These arrivals bring with them a broad diversity of new spiritual traditions. It is the new immigrants, Eck writes, who have transformed the United States into the most religious pluralistic society ever. And this task is far from complete, as a million more non-Europeans join the United States annually.
That America could become so religiously diverse, while remaining basically Christian, might have pleased the Founders enormously. Most of the Founders presumed the United States would be Christian, and George Washington even said that Christianity would be essential to the new nation's moral character. But the Founders were also disgusted by the spiritual strife that had marred so much of Europe's past, and by the notion of state-mandated religion.
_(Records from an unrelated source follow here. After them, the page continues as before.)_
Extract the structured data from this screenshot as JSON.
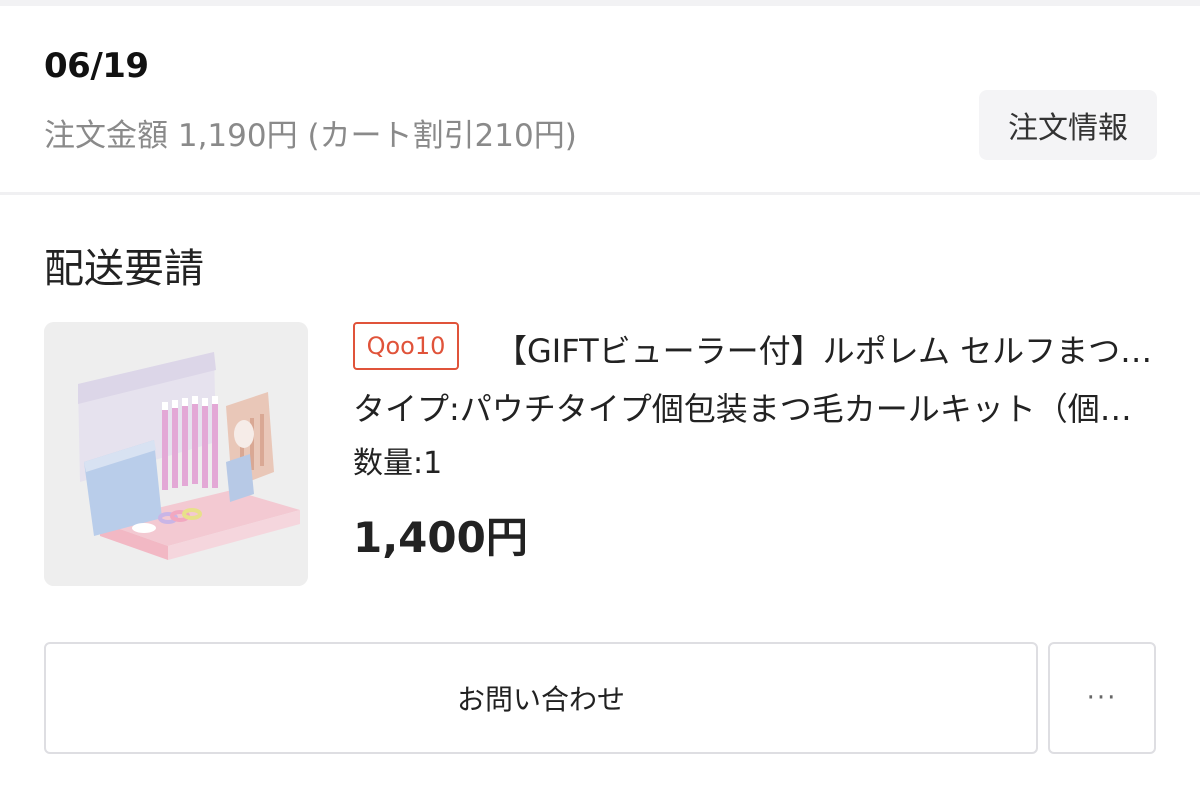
{
  "order": {
    "date": "06/19",
    "amount_text": "注文金額 1,190円 (カート割引210円)",
    "info_button_label": "注文情報"
  },
  "delivery": {
    "section_title": "配送要請",
    "item": {
      "shop_badge": "Qoo10",
      "title": "【GIFTビューラー付】ルポレム セルフまつ毛カールキット",
      "option": "タイプ:パウチタイプ個包装まつ毛カールキット（個包装）",
      "quantity": "数量:1",
      "price": "1,400円",
      "image_label": "product-photo-lash-lift-kit-display"
    }
  },
  "actions": {
    "contact_label": "お問い合わせ",
    "more_label": "···"
  },
  "colors": {
    "badge": "#e0533a",
    "muted_text": "#8a8a8a",
    "button_bg": "#f4f4f6",
    "border": "#dedee2"
  }
}
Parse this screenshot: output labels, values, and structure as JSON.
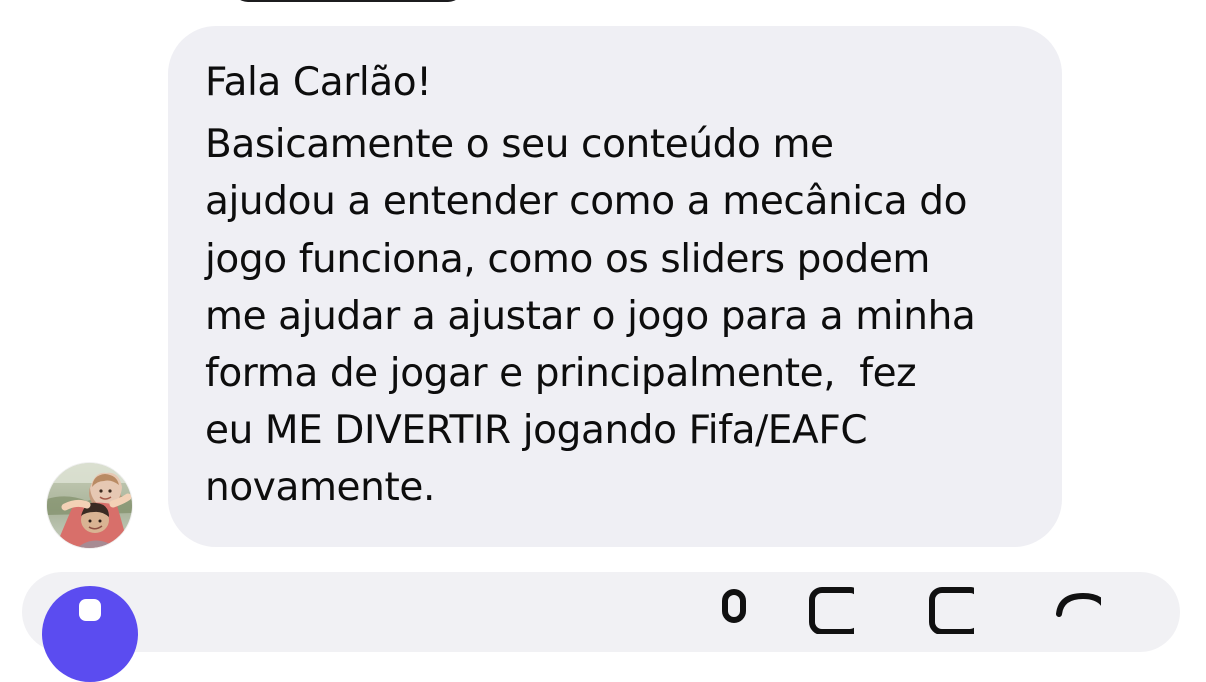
{
  "message": {
    "lines": [
      "Fala Carlão!",
      "Basicamente o seu conteúdo me",
      "ajudou a entender como a mecânica do",
      "jogo funciona, como os sliders podem",
      "me ajudar a ajustar o jogo para a minha",
      "forma de jogar e principalmente,  fez",
      "eu ME DIVERTIR jogando Fifa/EAFC",
      "novamente."
    ]
  },
  "avatar": {
    "icon": "sender-avatar-photo"
  },
  "composer": {
    "icons": [
      "add-icon",
      "microphone-icon",
      "image-icon",
      "sticker-icon",
      "emoji-icon"
    ]
  },
  "colors": {
    "bubble": "#efeff4",
    "composer": "#f1f1f4",
    "accent": "#5b4cf0"
  }
}
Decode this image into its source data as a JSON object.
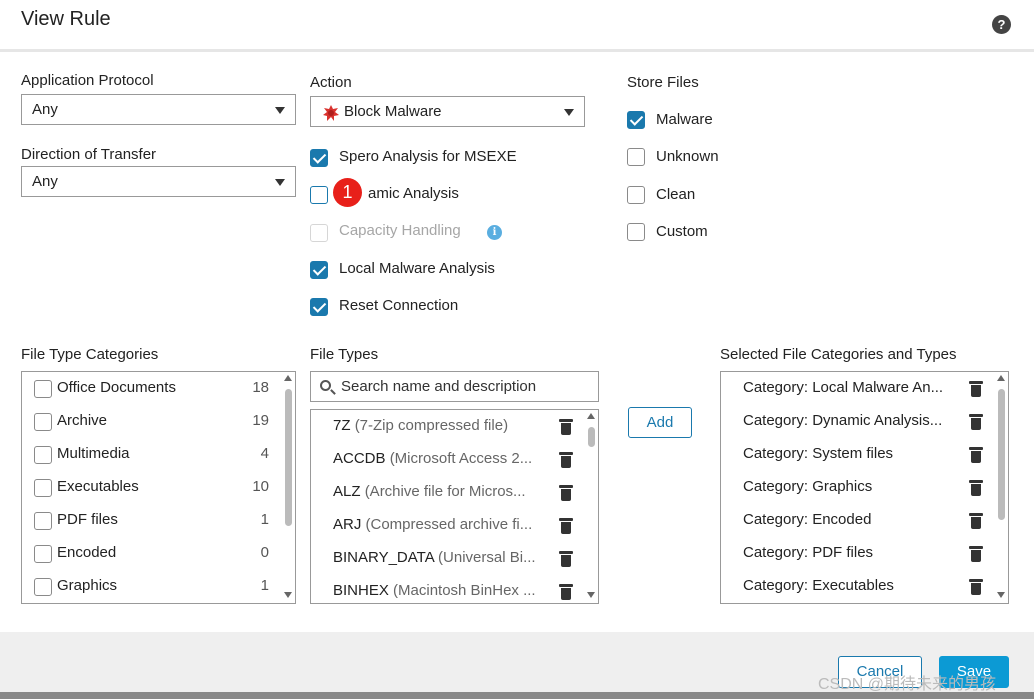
{
  "title": "View Rule",
  "help_icon": "?",
  "application_protocol": {
    "label": "Application Protocol",
    "value": "Any"
  },
  "direction": {
    "label": "Direction of Transfer",
    "value": "Any"
  },
  "action": {
    "label": "Action",
    "value": "Block Malware",
    "icon": "malware-icon"
  },
  "options": [
    {
      "label": "Spero Analysis for MSEXE",
      "checked": true
    },
    {
      "label": "Dynamic Analysis",
      "visible_label": "amic Analysis",
      "checked": false
    },
    {
      "label": "Capacity Handling",
      "checked": false,
      "disabled": true
    },
    {
      "label": "Local Malware Analysis",
      "checked": true
    },
    {
      "label": "Reset Connection",
      "checked": true
    }
  ],
  "annotation_badge": "1",
  "store_files": {
    "label": "Store Files",
    "items": [
      {
        "label": "Malware",
        "checked": true
      },
      {
        "label": "Unknown",
        "checked": false
      },
      {
        "label": "Clean",
        "checked": false
      },
      {
        "label": "Custom",
        "checked": false
      }
    ]
  },
  "file_type_categories": {
    "label": "File Type Categories",
    "items": [
      {
        "label": "Office Documents",
        "count": "18"
      },
      {
        "label": "Archive",
        "count": "19"
      },
      {
        "label": "Multimedia",
        "count": "4"
      },
      {
        "label": "Executables",
        "count": "10"
      },
      {
        "label": "PDF files",
        "count": "1"
      },
      {
        "label": "Encoded",
        "count": "0"
      },
      {
        "label": "Graphics",
        "count": "1"
      }
    ]
  },
  "file_types": {
    "label": "File Types",
    "search_placeholder": "Search name and description",
    "items": [
      {
        "name": "7Z",
        "desc": "(7-Zip compressed file)"
      },
      {
        "name": "ACCDB",
        "desc": "(Microsoft Access 2..."
      },
      {
        "name": "ALZ",
        "desc": "(Archive file for Micros..."
      },
      {
        "name": "ARJ",
        "desc": "(Compressed archive fi..."
      },
      {
        "name": "BINARY_DATA",
        "desc": "(Universal Bi..."
      },
      {
        "name": "BINHEX",
        "desc": "(Macintosh BinHex ..."
      }
    ]
  },
  "add_button": "Add",
  "selected": {
    "label": "Selected File Categories and Types",
    "items": [
      "Category: Local Malware An...",
      "Category: Dynamic Analysis...",
      "Category: System files",
      "Category: Graphics",
      "Category: Encoded",
      "Category: PDF files",
      "Category: Executables"
    ]
  },
  "footer": {
    "cancel": "Cancel",
    "save": "Save"
  },
  "watermark": "CSDN @期待未来的男孩"
}
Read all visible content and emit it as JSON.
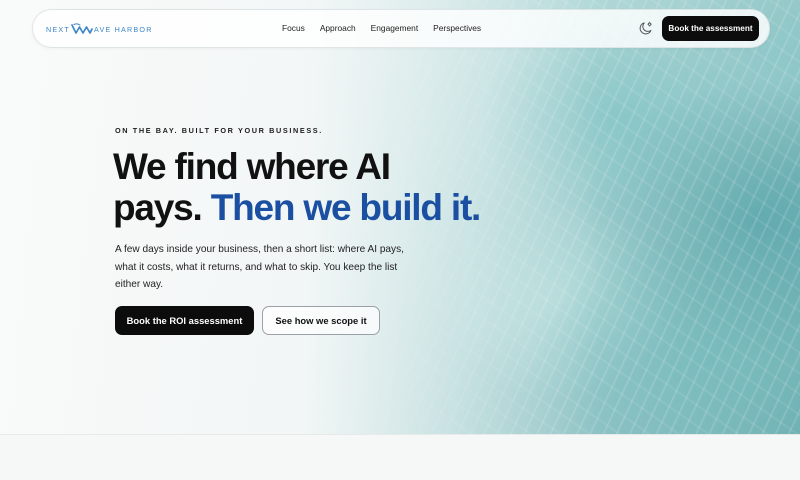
{
  "brand": {
    "name_left": "NEXT",
    "name_right": "AVE HARBOR",
    "logo_icon": "wave-w-icon",
    "color": "#3f86c6"
  },
  "nav": {
    "links": [
      "Focus",
      "Approach",
      "Engagement",
      "Perspectives"
    ],
    "theme_toggle_icon": "moon-sun-icon",
    "cta_label": "Book the assessment"
  },
  "hero": {
    "eyebrow": "ON THE BAY. BUILT FOR YOUR BUSINESS.",
    "headline_line1": "We find where AI",
    "headline_line2_plain": "pays.",
    "headline_line2_accent": "Then we build it.",
    "accent_color": "#1a4fa1",
    "lede": "A few days inside your business, then a short list: where AI pays, what it costs, what it returns, and what to skip. You keep the list either way.",
    "primary_cta": "Book the ROI assessment",
    "secondary_cta": "See how we scope it"
  }
}
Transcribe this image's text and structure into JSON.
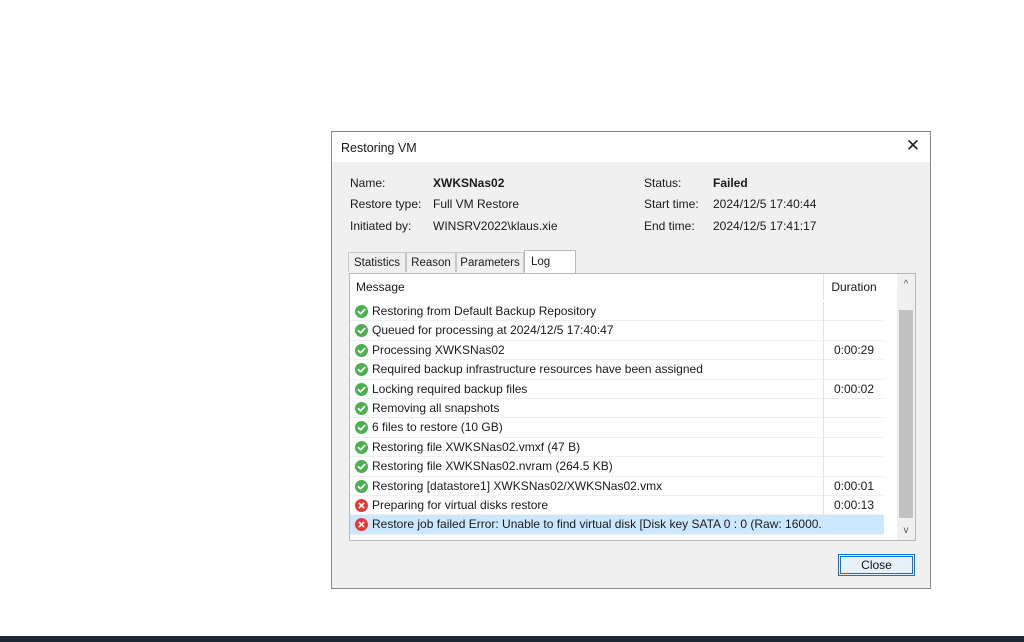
{
  "dialog": {
    "title": "Restoring VM",
    "close_glyph": "✕",
    "info": {
      "name_label": "Name:",
      "name_value": "XWKSNas02",
      "restore_type_label": "Restore type:",
      "restore_type_value": "Full VM Restore",
      "initiated_by_label": "Initiated by:",
      "initiated_by_value": "WINSRV2022\\klaus.xie",
      "status_label": "Status:",
      "status_value": "Failed",
      "start_time_label": "Start time:",
      "start_time_value": "2024/12/5 17:40:44",
      "end_time_label": "End time:",
      "end_time_value": "2024/12/5 17:41:17"
    },
    "tabs": [
      {
        "label": "Statistics",
        "active": false
      },
      {
        "label": "Reason",
        "active": false
      },
      {
        "label": "Parameters",
        "active": false
      },
      {
        "label": "Log",
        "active": true
      }
    ],
    "log": {
      "columns": {
        "message": "Message",
        "duration": "Duration"
      },
      "rows": [
        {
          "status": "success",
          "message": "Restoring from Default Backup Repository",
          "duration": ""
        },
        {
          "status": "success",
          "message": "Queued for processing at 2024/12/5 17:40:47",
          "duration": ""
        },
        {
          "status": "success",
          "message": "Processing XWKSNas02",
          "duration": "0:00:29"
        },
        {
          "status": "success",
          "message": "Required backup infrastructure resources have been assigned",
          "duration": ""
        },
        {
          "status": "success",
          "message": "Locking required backup files",
          "duration": "0:00:02"
        },
        {
          "status": "success",
          "message": "Removing all snapshots",
          "duration": ""
        },
        {
          "status": "success",
          "message": "6 files to restore (10 GB)",
          "duration": ""
        },
        {
          "status": "success",
          "message": "Restoring file XWKSNas02.vmxf (47 B)",
          "duration": ""
        },
        {
          "status": "success",
          "message": "Restoring file XWKSNas02.nvram (264.5 KB)",
          "duration": ""
        },
        {
          "status": "success",
          "message": "Restoring [datastore1] XWKSNas02/XWKSNas02.vmx",
          "duration": "0:00:01"
        },
        {
          "status": "error",
          "message": "Preparing for virtual disks restore",
          "duration": "0:00:13"
        },
        {
          "status": "error",
          "message": "Restore job failed Error: Unable to find virtual disk [Disk key SATA 0 : 0 (Raw: 16000...",
          "duration": "",
          "selected": true
        }
      ]
    },
    "scroll_up_glyph": "^",
    "scroll_down_glyph": "v",
    "close_button_label": "Close"
  },
  "colors": {
    "success": "#4caf50",
    "error": "#e53935",
    "selection": "#cce8ff",
    "accent": "#0078d7"
  }
}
When they spoke of freedom of religion, what the Founders had first in mind was the freedom to choose among Christian denominations; or to choose to reject Christianity, and believe nothing. Thomas Jefferson, when he wrote the Virginia Statute for Religious Freedom--which he called a more important achievement than the Declaration of Independence--did not have Jainism in mind.
But the fact that it's worked out that America, conceived as a Christian society, has opened its door to virtually all of the world's non-Christian faiths is totally consistent with the American concept of religious freedom.
Arriving here 200 years ago, new Americans wanted the right to practice whichever Christian view they embraced, without encountering the prejudice or state interference directed against them in their native lands. Today many Hindus, Muslims, Buddhists, and others arriving in the United States seek the same thing--the freedom to worship as they choose, a freedom their native countries may deny. No American Christian who claims the right of religious freedom can begrudge the same right to the plural beliefs of others. That this so far hasn't been a problem--diverse faiths are blooming in the United States with comparatively few instances of intolerance--is testament to the fact that the majority of Americans mean what they say about the right to determine your own faith. Who can doubt that American beliefs are so robust exactly because no one can tell an American what to believe?
But while we celebrate, as we should, the growth of non-Judeo-Christian faiths and the nation's ability to accommodate them, let's not lose sight of the center. America is "a Christian nation," by numbers, by observance, by authenticity of belief. Christian views should not have anything to do with government, of course, nor ever be used against non-Christians. But if you had to choose one salient thing about United States spiritual culture, it would not be the growth of plural forms. It would be the strong, solid, and serious Christian majority.
Mosques in Ohio, Hindu temples in Tennessee, Buddhist monasteries in Minnesota, Sikh gurdwaras in Maryland, Jains and Zoroastrians and Wiccans in Wyoming and Texas and Mississippi--that's the United Stares in the year 2001, "the most religiously diverse nation in the world," according to the book "A New Religious America" by Harvard professor Diana Eck. Not only is there more variety of spiritual beliefs in the United States today than in any other nation, Eck writes, there's more than in any nation at any time in history. The Founders dreamed of freedom of religion, and Americans are now exercising that freedom to an unprecedented degree.